Most of us know the true-crime TV show on Netflix, Criminal Minds, where a section of the FBI called the B.A.U. (Behavior Analysis Unit) have a team that helps local law enforcement with cases they can’t crack. Getting inside of the mind of the “unsub” or the unidentified subject of the case. Tracking their past, what triggered them to commit certain crimes, determine their mental health, and ultimately look at their behaviors when they are alone and around others. Determining what their motivations are and what kind of person they are dealing with in any specific case. Trying to determine why they commit the crimes they do, all while keeping them from killing and/or hurting another person before it’s too late. Profiling serial killers through forensic evidence and psychological analysis. But have you ever wondered, if the job descriptions in the show match reality expectations?
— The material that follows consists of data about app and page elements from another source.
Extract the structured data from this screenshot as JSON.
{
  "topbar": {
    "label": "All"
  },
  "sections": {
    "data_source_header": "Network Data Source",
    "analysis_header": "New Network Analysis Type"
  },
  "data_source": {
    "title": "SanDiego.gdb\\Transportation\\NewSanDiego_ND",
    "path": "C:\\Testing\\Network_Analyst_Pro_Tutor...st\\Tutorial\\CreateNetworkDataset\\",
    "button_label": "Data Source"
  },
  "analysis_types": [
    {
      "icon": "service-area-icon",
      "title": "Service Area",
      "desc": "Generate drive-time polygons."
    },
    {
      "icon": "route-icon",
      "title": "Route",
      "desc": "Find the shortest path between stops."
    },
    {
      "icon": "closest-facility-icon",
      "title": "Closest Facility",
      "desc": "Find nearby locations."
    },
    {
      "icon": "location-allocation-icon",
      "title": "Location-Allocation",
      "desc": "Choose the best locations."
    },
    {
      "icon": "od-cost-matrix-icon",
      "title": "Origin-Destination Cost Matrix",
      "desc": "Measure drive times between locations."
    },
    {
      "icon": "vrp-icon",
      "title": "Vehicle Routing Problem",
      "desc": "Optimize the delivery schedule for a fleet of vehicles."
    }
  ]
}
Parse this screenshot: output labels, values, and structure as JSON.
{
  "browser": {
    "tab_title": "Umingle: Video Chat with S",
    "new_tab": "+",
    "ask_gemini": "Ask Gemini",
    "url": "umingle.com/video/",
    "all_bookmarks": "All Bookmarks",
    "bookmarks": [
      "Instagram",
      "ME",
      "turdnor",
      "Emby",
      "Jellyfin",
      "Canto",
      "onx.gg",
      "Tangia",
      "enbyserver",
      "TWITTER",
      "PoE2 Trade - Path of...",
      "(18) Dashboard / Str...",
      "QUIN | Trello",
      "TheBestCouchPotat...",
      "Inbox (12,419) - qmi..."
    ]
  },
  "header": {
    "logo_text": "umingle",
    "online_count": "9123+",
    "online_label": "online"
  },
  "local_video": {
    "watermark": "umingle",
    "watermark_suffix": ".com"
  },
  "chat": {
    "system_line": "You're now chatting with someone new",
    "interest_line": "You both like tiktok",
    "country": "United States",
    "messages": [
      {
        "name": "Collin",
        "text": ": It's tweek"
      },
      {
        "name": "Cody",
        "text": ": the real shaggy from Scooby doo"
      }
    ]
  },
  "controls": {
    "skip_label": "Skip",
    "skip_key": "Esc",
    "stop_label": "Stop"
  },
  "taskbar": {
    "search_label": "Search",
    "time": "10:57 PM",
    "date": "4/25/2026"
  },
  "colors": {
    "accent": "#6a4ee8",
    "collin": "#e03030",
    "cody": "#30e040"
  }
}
Well, there are some things that the tv show got right and got wrong. 

Things They Got Right 

In accordance with SCREEN RANT, the term “unsub” is a term that is used in different sections of the FBI for years regarding an unidentified subject when trying to solve a case and many writers of true-crime also coin the term when coming up with their stories whether it was fiction or not.

Pattern analytics used throughout the show by the character Penelope Garcia is one that is used to help predict the future patterns of the suspects in order to try and get ahead of the “unsub”. Also, seeing if the kind of suspect is a serial killer and narrowing down their suspect pool in any given case. 

The team on the show used to conduct research and get help with current cases when they stumbled upon something that they have never experienced before with an “unsub.” In real-life cases, the FBI has been known to conduct research and consult with past serial killers in prison to help out the case with people and cases evolving every day any new information is helpful. 

When dealing with the hundreds of cases from all kinds of killers, they are ones that mimic those of famous past serial killers. Mimicking their motives, methods of weapon and murder, and even their tactics. So, with the help from the past killers, they are able to figure out if they are a copycat killer or not and why they are exactly copying this specific killer. 

The part that no one likes, the paperwork. Like the show, there is a lot of paperwork to fill out and turn in after every case. 

Things They Got Wrong 

The first thing wrong is how they glorified being a criminal profiler is an FBI position, there are profiler positions in the FBI but they are not the highest job on the chain. The more specific name is a criminal psychologist where unlike shown on the show, they do work in serial killer cases, but are rarely out in the field hunting down the suspect. 

On the show, it shows that it takes no more than two weeks to solve cases when in reality with high profile cases it takes from months to even years to solve certain cases. 

The big high-tech and unlimited resources presented on the show are nothing compared to real-life. There is no private jet given that most of their jobs are spent at the desk and no one presents the cases to them, but is handed a file and goes from there. Nothing really big or special. 

The last thing not truly accurate is that this team pretty much gets handed every case when that is not the case. Also, when working with local law enforcement they don’t take over, but merely work more behind the scenes in compliance with the people who invited them over. In comparison, to the show when they take over and practically act superior to them. 

Leave a Comment

The Monitor • Copyright 2023 • FLEX WordPress Theme by SNOLog in

Comments (0)

All The Monitor Picks Reader Picks Sort: Newest

Your email address will not be published. Required fields are marked *